Step#1: Contact Your Existing Lender & Discuss Early Settlement

Always start whatever financial quest you have with your current lender. First of all, ask them how much it will cost you to pay off your current loan now. Some lenders apply early settlement charges (up to 2 months’ interest) so you need to know of this before you do anything else. The full debt, including early settlement charges (if applicable), is called the settlement figure and is what you need to borrow on your new loan.

If you don’t know already, also ask what your monthly repayments will be (the exact number) and the duration of the loan. Those two numbers are necessary so you can use the Loan Switching Calculator below or our Loan Total Repayment Amount Calculator. Then, finding out if you can save will be a walk in the park.

Important Notes:

  • Before 2005, loans had penalties for early repayment. Since then, this has somewhat stopped. If you are charged with an early penalty fee nowadays, it won’t cost you more than 2 months’ interest, which is the maximum amount that can be applied. The total amount, though, is dependent on the duration of your loan and how much of the current debt you are paying off.
  • Beware, if your loan was taken out before 2005 (June) because these loans usually have a hidden penalty for early repayment due to extremely complicated, old-style Rule of 78 interest calculations that eventually do NOT reduce the amount you owe if you decide to pay the loan off early. Instead, the formula uses your money to pay off the interest. Ask your lender if you are caught by this.

 

Step #2: Find Out If You Can Save

Once you have all the details from both the old and the new loan, plug them into the Loan Switching Calculator. Are you happy with the numbers you get? Then do apply for that new loan. If you are accepted, use the cash from the new loan and pay off the old debt. Congrats on making a great money-saving decision!

Final Notes:

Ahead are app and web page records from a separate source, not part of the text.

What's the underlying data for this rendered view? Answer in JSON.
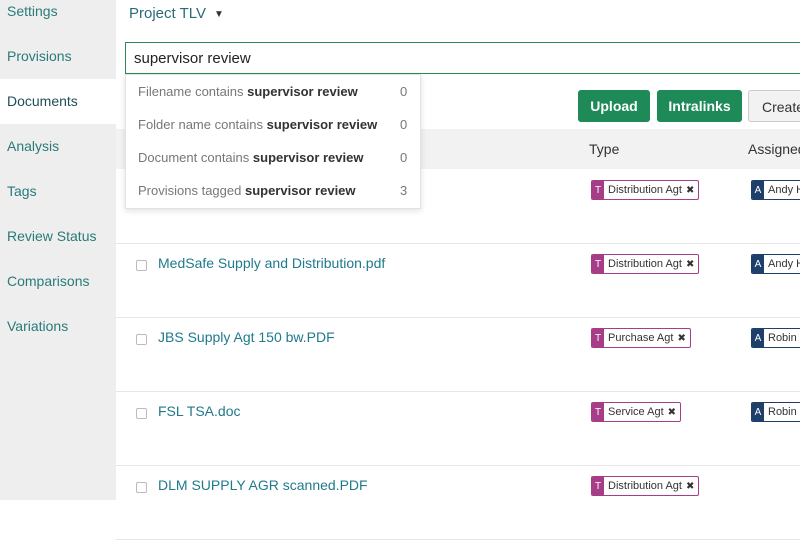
{
  "sidebar": {
    "items": [
      {
        "label": "Settings"
      },
      {
        "label": "Provisions"
      },
      {
        "label": "Documents"
      },
      {
        "label": "Analysis"
      },
      {
        "label": "Tags"
      },
      {
        "label": "Review Status"
      },
      {
        "label": "Comparisons"
      },
      {
        "label": "Variations"
      }
    ]
  },
  "header": {
    "project": "Project TLV"
  },
  "search": {
    "value": "supervisor review"
  },
  "suggestions": [
    {
      "prefix": "Filename contains",
      "term": "supervisor review",
      "count": "0"
    },
    {
      "prefix": "Folder name contains",
      "term": "supervisor review",
      "count": "0"
    },
    {
      "prefix": "Document contains",
      "term": "supervisor review",
      "count": "0"
    },
    {
      "prefix": "Provisions tagged",
      "term": "supervisor review",
      "count": "3"
    }
  ],
  "toolbar": {
    "upload": "Upload",
    "intralinks": "Intralinks",
    "create": "Create"
  },
  "table": {
    "columns": {
      "type": "Type",
      "assigned": "Assigned"
    },
    "rows": [
      {
        "filename": "",
        "type_badge": "T",
        "type": "Distribution Agt",
        "assignee_badge": "A",
        "assignee": "Andy H"
      },
      {
        "filename": "MedSafe Supply and Distribution.pdf",
        "type_badge": "T",
        "type": "Distribution Agt",
        "assignee_badge": "A",
        "assignee": "Andy H"
      },
      {
        "filename": "JBS Supply Agt 150 bw.PDF",
        "type_badge": "T",
        "type": "Purchase Agt",
        "assignee_badge": "A",
        "assignee": "Robin"
      },
      {
        "filename": "FSL TSA.doc",
        "type_badge": "T",
        "type": "Service Agt",
        "assignee_badge": "A",
        "assignee": "Robin"
      },
      {
        "filename": "DLM SUPPLY AGR scanned.PDF",
        "type_badge": "T",
        "type": "Distribution Agt",
        "assignee_badge": "",
        "assignee": ""
      }
    ]
  },
  "colors": {
    "primary_button": "#1e8a57",
    "type_tag": "#a63d86",
    "assignee_tag": "#1f3f6b",
    "link": "#1f7a8c"
  }
}
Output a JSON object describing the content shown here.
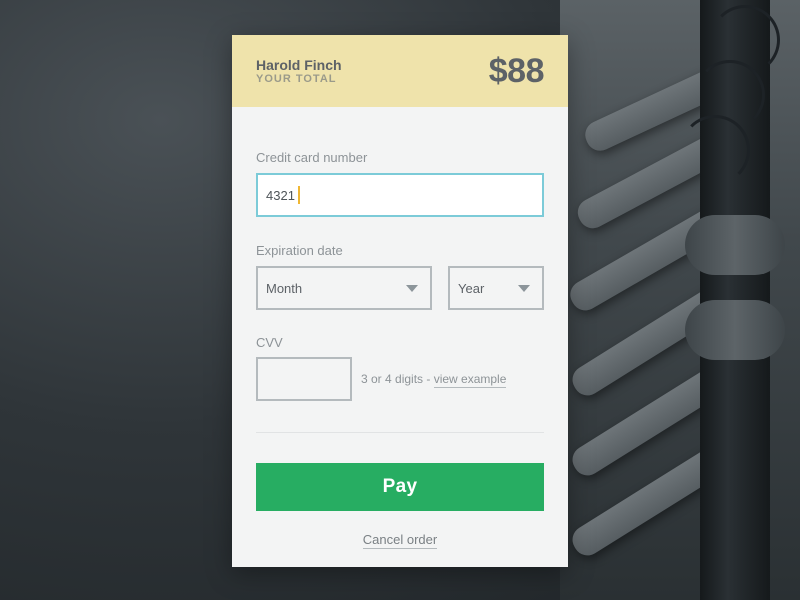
{
  "header": {
    "customer_name": "Harold Finch",
    "total_label": "YOUR TOTAL",
    "total_amount": "$88"
  },
  "form": {
    "card_number_label": "Credit card number",
    "card_number_value": "4321",
    "expiration_label": "Expiration date",
    "month_value": "Month",
    "year_value": "Year",
    "cvv_label": "CVV",
    "cvv_hint_text": "3 or 4 digits - ",
    "cvv_hint_link": "view example"
  },
  "actions": {
    "pay_label": "Pay",
    "cancel_label": "Cancel order"
  },
  "colors": {
    "header_bg": "#efe3ab",
    "pay_button": "#27ad62",
    "input_focus_border": "#7ccbd8",
    "caret": "#f0b733"
  },
  "icons": {
    "select_arrow": "chevron-down-icon"
  }
}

  • Remember that only 51% of those accepted are given the rates advertised (that is what they are usually referred to as “representative” rates). As mentioned before in this guide, it all depends on your credit score and how much you need to borrow.
  • When using the Loan Switching Calculator, take note that it assumes the duration of the new loan will be the same as the remaining number of months of your old loan.
Categories: Guides